§ Your goal: In the data below, find each line that contains the word "JSON" and copy it.

§ Provided data:
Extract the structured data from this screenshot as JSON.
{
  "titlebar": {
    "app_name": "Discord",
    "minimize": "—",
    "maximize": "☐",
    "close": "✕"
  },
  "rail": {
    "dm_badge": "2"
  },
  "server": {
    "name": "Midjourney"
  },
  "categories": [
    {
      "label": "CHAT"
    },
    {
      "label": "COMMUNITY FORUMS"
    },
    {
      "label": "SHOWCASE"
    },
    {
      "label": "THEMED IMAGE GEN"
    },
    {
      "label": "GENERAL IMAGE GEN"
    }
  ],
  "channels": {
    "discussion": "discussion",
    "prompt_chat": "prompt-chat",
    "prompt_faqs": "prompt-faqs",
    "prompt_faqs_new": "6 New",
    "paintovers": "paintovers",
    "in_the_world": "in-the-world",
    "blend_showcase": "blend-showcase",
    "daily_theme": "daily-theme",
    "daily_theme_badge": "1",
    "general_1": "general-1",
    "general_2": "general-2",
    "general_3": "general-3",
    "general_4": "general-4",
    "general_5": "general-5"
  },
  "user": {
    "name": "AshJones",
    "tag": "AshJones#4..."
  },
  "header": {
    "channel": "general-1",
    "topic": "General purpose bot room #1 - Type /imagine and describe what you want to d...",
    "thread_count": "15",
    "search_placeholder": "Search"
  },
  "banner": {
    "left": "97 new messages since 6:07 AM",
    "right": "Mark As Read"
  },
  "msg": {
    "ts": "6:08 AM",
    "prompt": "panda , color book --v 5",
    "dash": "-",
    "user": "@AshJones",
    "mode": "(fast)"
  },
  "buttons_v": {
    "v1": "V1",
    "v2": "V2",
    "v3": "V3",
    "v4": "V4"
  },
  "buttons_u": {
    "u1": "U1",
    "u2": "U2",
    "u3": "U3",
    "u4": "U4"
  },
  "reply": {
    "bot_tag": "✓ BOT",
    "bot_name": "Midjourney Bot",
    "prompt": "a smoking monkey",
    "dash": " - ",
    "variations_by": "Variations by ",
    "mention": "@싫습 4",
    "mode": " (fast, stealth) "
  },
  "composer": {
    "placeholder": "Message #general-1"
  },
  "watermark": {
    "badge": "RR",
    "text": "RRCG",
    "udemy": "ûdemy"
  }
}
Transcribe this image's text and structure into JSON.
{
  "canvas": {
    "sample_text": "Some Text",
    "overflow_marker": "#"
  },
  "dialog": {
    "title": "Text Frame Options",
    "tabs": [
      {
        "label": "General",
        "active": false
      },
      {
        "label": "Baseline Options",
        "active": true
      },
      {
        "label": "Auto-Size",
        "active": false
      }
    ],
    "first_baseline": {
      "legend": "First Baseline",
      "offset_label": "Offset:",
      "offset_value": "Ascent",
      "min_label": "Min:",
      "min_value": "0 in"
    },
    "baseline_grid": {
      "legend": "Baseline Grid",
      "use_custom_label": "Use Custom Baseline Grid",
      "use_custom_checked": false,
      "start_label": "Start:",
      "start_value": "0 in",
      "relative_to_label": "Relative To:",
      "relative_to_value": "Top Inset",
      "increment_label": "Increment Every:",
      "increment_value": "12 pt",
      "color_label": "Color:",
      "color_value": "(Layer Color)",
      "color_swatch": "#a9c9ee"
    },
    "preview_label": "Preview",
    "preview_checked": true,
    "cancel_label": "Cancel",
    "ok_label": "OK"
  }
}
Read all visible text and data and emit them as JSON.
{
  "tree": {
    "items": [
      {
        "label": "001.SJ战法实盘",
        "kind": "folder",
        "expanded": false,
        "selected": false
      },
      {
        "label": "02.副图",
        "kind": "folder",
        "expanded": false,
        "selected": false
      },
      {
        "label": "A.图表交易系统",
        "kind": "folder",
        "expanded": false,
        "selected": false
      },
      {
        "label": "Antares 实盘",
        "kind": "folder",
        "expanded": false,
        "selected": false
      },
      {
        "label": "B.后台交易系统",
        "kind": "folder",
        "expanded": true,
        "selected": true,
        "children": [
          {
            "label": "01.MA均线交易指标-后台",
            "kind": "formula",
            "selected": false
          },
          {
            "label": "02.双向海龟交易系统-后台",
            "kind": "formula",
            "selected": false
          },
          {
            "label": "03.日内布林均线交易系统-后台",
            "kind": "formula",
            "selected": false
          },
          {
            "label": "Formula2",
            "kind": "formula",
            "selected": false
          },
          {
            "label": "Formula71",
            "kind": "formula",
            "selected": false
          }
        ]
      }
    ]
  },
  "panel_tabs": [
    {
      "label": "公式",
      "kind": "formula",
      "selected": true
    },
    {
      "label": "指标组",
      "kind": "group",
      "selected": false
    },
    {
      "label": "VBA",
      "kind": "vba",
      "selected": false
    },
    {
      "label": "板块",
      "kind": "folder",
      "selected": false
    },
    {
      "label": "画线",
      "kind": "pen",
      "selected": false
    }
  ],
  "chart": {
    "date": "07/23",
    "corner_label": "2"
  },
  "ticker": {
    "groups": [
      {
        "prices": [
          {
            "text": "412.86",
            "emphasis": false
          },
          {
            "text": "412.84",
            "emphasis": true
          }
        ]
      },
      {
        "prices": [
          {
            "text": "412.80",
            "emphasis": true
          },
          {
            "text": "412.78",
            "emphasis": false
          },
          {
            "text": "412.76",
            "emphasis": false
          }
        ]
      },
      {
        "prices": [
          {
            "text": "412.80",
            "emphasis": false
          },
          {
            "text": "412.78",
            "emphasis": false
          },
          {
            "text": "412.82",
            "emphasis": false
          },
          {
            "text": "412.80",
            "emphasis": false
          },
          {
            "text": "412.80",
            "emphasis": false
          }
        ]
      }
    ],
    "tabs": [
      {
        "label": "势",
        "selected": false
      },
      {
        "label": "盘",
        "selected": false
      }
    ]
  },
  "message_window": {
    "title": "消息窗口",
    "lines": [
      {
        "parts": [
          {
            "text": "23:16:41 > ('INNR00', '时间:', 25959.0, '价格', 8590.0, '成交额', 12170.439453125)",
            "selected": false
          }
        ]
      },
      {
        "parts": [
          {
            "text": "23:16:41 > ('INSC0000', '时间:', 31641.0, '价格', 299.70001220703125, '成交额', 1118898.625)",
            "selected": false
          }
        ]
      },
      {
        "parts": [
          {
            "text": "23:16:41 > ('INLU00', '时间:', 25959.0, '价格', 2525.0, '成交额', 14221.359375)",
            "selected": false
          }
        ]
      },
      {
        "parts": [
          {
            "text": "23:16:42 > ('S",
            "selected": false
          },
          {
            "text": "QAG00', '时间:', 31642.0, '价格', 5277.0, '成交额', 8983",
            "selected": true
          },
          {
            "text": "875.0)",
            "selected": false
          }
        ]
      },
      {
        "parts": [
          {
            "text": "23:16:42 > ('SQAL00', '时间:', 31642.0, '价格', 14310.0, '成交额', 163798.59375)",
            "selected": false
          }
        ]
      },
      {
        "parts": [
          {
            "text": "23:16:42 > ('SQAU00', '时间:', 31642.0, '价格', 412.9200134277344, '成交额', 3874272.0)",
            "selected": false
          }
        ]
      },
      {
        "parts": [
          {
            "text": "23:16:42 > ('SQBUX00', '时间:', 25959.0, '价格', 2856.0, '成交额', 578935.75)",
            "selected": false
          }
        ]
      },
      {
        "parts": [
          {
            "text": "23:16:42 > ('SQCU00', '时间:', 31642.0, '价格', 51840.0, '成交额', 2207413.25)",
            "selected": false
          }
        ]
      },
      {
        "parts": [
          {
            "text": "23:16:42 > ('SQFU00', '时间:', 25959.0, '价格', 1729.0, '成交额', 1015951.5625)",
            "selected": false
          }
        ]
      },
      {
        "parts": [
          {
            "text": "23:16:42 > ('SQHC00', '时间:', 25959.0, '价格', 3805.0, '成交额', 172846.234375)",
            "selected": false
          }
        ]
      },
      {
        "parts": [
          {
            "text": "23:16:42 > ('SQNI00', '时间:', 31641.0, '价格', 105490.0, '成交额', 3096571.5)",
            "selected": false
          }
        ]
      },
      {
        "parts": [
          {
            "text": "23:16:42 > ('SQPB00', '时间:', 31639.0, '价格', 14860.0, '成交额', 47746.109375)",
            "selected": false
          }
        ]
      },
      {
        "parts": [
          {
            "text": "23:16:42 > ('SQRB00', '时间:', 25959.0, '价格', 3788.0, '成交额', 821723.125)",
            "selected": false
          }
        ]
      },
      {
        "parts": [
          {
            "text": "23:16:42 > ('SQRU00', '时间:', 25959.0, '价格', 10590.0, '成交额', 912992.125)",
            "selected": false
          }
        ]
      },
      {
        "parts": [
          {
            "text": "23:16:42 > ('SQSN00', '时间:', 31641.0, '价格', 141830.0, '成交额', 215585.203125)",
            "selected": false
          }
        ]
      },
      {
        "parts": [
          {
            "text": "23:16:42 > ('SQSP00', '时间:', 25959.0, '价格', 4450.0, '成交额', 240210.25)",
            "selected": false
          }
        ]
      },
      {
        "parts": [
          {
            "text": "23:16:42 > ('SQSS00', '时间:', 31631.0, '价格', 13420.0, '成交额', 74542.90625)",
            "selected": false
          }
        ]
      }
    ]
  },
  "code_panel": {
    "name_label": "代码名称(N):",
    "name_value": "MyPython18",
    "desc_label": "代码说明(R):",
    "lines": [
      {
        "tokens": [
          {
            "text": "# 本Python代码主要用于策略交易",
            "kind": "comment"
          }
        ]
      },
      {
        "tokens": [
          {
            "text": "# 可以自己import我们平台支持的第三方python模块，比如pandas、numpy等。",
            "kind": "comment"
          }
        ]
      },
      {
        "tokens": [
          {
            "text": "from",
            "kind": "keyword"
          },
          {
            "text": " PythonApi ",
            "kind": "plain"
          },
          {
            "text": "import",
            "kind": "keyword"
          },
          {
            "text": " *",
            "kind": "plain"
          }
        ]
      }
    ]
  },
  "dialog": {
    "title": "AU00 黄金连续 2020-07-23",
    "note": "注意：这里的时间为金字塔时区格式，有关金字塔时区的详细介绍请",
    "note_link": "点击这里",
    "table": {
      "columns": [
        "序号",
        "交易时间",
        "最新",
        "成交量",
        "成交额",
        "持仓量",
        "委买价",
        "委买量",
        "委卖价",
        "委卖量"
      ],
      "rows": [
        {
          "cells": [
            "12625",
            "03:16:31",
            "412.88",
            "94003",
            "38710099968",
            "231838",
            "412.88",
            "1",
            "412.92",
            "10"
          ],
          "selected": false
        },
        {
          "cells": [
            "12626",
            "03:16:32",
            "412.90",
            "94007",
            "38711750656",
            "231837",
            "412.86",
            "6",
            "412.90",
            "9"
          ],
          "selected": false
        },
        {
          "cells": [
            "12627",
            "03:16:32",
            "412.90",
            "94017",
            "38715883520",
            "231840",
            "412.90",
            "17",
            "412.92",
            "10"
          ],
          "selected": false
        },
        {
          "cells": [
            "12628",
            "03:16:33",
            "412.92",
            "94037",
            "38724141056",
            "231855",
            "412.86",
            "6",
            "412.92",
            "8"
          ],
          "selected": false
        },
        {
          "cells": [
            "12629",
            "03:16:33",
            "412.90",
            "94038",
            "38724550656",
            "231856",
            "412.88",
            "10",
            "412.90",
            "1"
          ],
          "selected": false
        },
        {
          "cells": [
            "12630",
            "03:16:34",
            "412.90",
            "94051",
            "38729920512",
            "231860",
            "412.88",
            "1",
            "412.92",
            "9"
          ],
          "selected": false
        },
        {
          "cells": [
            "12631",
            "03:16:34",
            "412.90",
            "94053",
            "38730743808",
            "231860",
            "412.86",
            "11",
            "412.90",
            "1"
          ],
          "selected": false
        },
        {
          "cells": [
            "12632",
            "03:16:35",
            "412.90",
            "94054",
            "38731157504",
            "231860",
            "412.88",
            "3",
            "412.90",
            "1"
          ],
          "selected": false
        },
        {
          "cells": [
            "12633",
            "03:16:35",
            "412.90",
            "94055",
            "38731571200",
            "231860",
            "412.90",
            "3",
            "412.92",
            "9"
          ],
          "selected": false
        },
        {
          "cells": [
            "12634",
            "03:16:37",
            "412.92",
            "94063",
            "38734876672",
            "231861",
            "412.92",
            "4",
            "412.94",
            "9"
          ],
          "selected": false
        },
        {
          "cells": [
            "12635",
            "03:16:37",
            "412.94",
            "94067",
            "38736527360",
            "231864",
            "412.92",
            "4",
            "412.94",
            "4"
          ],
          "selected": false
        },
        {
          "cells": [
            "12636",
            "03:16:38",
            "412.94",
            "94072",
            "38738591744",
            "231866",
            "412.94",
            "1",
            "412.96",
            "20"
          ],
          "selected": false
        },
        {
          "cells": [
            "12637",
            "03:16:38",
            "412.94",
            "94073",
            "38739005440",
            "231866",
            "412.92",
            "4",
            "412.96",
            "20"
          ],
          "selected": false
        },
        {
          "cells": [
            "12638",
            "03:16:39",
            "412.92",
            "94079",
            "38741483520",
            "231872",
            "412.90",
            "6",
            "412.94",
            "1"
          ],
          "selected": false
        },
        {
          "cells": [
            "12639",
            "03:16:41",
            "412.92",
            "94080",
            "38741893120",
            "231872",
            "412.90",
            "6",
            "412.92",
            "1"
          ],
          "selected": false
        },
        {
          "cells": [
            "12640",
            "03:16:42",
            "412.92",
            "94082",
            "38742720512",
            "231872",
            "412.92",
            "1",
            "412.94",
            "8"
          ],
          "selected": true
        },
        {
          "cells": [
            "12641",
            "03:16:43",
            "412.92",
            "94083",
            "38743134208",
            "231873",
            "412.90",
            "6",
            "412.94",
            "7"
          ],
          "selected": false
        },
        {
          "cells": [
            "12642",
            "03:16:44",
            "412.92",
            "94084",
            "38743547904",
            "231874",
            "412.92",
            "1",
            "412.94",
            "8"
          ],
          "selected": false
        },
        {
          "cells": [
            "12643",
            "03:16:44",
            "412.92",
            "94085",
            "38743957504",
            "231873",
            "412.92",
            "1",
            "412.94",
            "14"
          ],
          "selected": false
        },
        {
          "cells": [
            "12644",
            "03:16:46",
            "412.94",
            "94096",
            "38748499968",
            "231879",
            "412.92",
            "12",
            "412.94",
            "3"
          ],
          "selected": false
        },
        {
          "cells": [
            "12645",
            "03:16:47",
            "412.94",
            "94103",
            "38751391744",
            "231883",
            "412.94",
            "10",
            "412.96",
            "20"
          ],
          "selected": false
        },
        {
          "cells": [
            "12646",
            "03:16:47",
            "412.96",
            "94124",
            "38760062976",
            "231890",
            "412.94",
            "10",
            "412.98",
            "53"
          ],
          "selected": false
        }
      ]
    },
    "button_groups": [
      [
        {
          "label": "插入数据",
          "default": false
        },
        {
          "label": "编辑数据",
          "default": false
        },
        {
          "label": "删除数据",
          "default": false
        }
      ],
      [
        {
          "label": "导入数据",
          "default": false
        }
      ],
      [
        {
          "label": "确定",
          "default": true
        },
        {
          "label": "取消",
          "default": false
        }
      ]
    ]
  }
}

§ Expected output:
Extract the structured data from this screenshot as JSON.
Transcribe this image's text and structure into JSON.
Read all visible text and data and emit them as JSON.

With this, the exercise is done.